By Murray Ellison
Poe’s first important tale, “MS. Found in a Bottle,” (1833) won the Baltimore Visiter’s first prize for fiction. Poe scholar, Thomas Mabbott calls it a “masterpiece,” contending that “winning the contest set the author on the way to lasting fame” (Tales and Sketches 131). The Visiter wrote that “Poe’s tales are eminently distinguished by a wild, vigorous and poetical imagination, a rich style and a various and curious learning” (Thomas and Jackson 137). “MS.” reveals Poe’s interest in a broad range of science-related topics, including secret writing, conundrums, scientific realism, and life after death. Carlson proposes that the story mocks the popular sea voyages of that period, specifically those of Captain Adam Seward’s (pseudonym for Captain John Symmes) 1820 Symzonia-a Voyage of Discovery. Symmes’ “Theory of Concentric Circles” proposed that the Earth was hollow at both Poles (119). It presumed that a ship approaching the Poles would be sucked into an abyss through the earth. Poe’s selection of the story’s setting indicates that he was aware of the public’s interest in this scientific topic.
Poe reports in the style of a science journalist who is intending to submit his story to a travel or nautical magazine: “Our vessel was a beautiful ship of about four hundred tons, copper-fastened and built at Bombay of Malabar teak. She was freighted with cotton-wool and oil, from the Lachadive islands. Isaac Gewirtz contends that, “Poe’s story was never meant to correspond with the world. The location was selected to flaunt transparent and geographic pretense” (23). Poe writes: “We also had on board coir, jaggeree, ghee, cocoa-nuts, and a few cases of opium” (136), using both scientific and literary language to add to the realism of the story. “The hulk flew at a rate defying computation, before rapidly succeeding flaws of wind, which, without equaling the first violence of the Simoom, were still more terrific than any tempest I had ever before encountered” (138). As the ship advances, the boundaries between reality and imagination become blurred. The narrator’s invisibility to the crew suggests that the entire journey is taking place in his mind, i.e., he can see the crew and captain of the ship, but they cannot see him. He remarks, “About an hour ago, I made bold to thrust myself among a group of the crew. They paid me no manner of attention, and, although I stood in the very midst of them all, seemed utterly unconscious of my presence” (143). By being unobserved, the narrator is looking at the relics of science as an outsider. He concludes that much of nineteenth-century science is outdated and largely based on theories of misguided scientists like Francis Bacon and Symmes.
*This article, which is part of Murray Ellison’s 2015 Virginia Commonwealth University M.A. Thesis on Poe and 19th-Century Science, was first published in www.Litchatte.com on 3/16/2017.
In next month’s Poe Blog, I will discuss the horror of Poe’s tumultuous story as it is experienced by the narrator.

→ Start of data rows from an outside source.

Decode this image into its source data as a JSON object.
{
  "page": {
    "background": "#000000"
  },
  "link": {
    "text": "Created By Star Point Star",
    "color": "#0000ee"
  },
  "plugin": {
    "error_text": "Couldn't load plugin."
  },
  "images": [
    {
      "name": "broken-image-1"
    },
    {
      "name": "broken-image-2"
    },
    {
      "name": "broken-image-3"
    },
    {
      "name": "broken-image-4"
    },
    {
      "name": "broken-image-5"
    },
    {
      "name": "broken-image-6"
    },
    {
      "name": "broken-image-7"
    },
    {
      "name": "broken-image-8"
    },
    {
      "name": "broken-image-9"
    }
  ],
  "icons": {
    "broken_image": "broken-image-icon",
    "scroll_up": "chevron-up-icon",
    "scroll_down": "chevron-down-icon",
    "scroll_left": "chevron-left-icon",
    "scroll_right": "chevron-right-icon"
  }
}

I will also comment on how this early Poe story begins to connect his grand theories of the Universe with some of those found in his last published work – Eureka: A Prose Poem.
Gewirtz, Isaac. Edgar Allan Poe: Terror of the Soul, Ed. New York: New York Public Library, 2013.
Levine, Stuart and Susan F. Edgar Allan Poe: Eureka. Eds. Urbana: University of Illinois, 2004.
Poe, Edgar A.. Tales and Sketches, 1831-1849. Ed. Thomas O. Mabbott. Urbana: University of Illinois Press, 1978.
Poe, Harry Lee. Edgar Allan Poe and the Mystery of the Universe. Waco: Baylor University Press, 2012.
Fifty-first Annual Commemoration of the Edgar A. Poe Society, July 7, 1973.
Seaborn, Captain Adam (pseudonym Captain John Symmes). Symzonia-a Voyage of Discovery. New York: Printed by J. Seymour, 1820.
Thomas, Dwight and David Jackson, Ed. The Poe Log- A Documentary Life of Edgar Allan Poe 1809-1849. Boston: G.B. Hall and Company, 1987.